If you repeatedly access a large table, consider building an aggregate table, or materialized view. A materialized view used in this manner is just like a table, but you can rebuild it with a single command. Remember to use Oracle parallelism to speed-up the refresh. Whether you use a materialized view, or actual table, the idea is to create a “pre-digested” form of the data. You include only the columns and rows that meet your conditions. Once you build the summary table, you can also build custom indexes that optimize your query. A commit after every row will usually wreck performance. Most jobs should commit no sooner than every 1,000 rows. Committing every 10,000 rows would be a good rule of thumb. Unless you are working with many millions of rows, further increasing the commit interval doesn’t really offer much improvement.

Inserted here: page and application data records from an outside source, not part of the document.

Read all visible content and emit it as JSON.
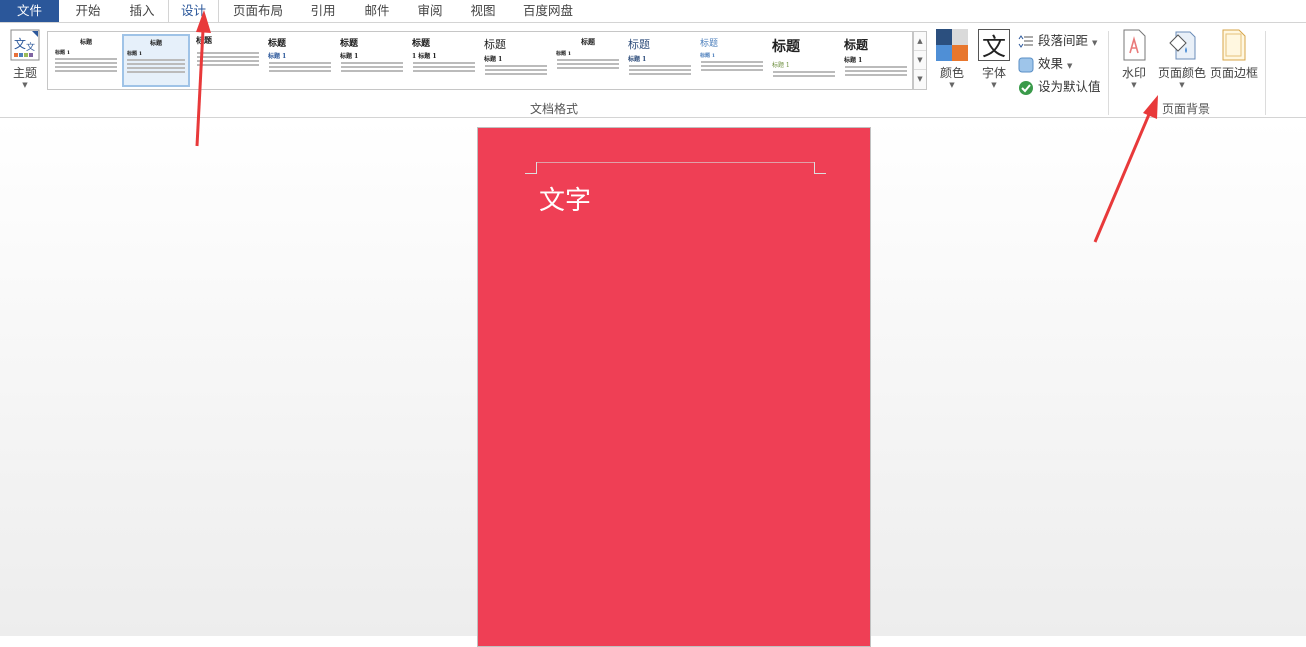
{
  "tabs": [
    "文件",
    "开始",
    "插入",
    "设计",
    "页面布局",
    "引用",
    "邮件",
    "审阅",
    "视图",
    "百度网盘"
  ],
  "ribbon": {
    "theme_label": "主题",
    "gallery_thumbs": [
      {
        "title": "标题",
        "heading": "标题 1"
      },
      {
        "title": "标题",
        "heading": "标题 1"
      },
      {
        "title": "标题",
        "heading": ""
      },
      {
        "title": "标题",
        "heading": "标题 1"
      },
      {
        "title": "标题",
        "heading": "标题 1"
      },
      {
        "title": "标题",
        "heading": "1 标题 1"
      },
      {
        "title": "标题",
        "heading": "标题 1"
      },
      {
        "title": "标题",
        "heading": "标题 1"
      },
      {
        "title": "标题",
        "heading": "标题 1"
      },
      {
        "title": "标题",
        "heading": "标题 1"
      },
      {
        "title": "标题",
        "heading": "标题 1"
      },
      {
        "title": "标题",
        "heading": "标题 1"
      }
    ],
    "doc_format_group": "文档格式",
    "colors_label": "颜色",
    "fonts_label": "字体",
    "paragraph_spacing": "段落间距",
    "effects": "效果",
    "set_default": "设为默认值",
    "watermark": "水印",
    "page_color": "页面颜色",
    "page_borders": "页面边框",
    "page_background_group": "页面背景"
  },
  "document": {
    "text": "文字",
    "page_color": "#ef3f55"
  },
  "colors": {
    "accent": "#2b579a",
    "arrow": "#e8393a"
  }
}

If you build and populate a new table, don’t forget to gather statistics. It’s very common to see a performance bottleneck caused by incomplete or inaccurate table statistics. It’s not necessary to sample all the rows when gathering statistics; the “estimate” option is usually fine.
Speed Up Inserts
In cases where you don’t really need transaction logging, you can speed up inserts a bit by using the Nologging feature. For inserting rows, set the table NOLOGGING (using Alter Table …) , then use this syntax: INSERT /*+APPEND */ .
Remember, however, that all the new rows will be placed at the end of the table--above the “high water” mark. This means that if you are performing deletes from the table, these “holes” will never be filled. The table will grow rapidly. Eventually, you will need to rebuild the table to crunch it down.
Use Oracle Parallelism
For scans of huge tables or indexes, it is often good practice to invoke Oracle Parallel Query Option (PQO.) On most systems, using a parallel degree of 6 gives excellent performance. Of course, this assumes that you have the spare resources (disk and cpu). For example:
Select /*+Parallel (T 6) */ Emp, Name from Giant_Table T
Remember that Oracle will actually start a total of 2x the degree specified (one set for reading, another set to process/sort). So, the example above will actually result in 12 processes. It is usually best to invoke parallelism via a SQL hint, rather than setting the table to a degree higher than one. If you set the table to invoke parallelism, Oracle will tend to start up the slave processes for many queries, whether you actually want parallelism or not.
Use Bind Variables
If you will be repeating a massive number of SQL statements, it is very important to properly use bind variables. In this way, the database engine avoids a re-parse of each statement. Also, a large number of unique SQL statements tends to flood the shared pool, causing other SQL statements to be released as the engine makes room for the new SQL. This will annoy the DBA.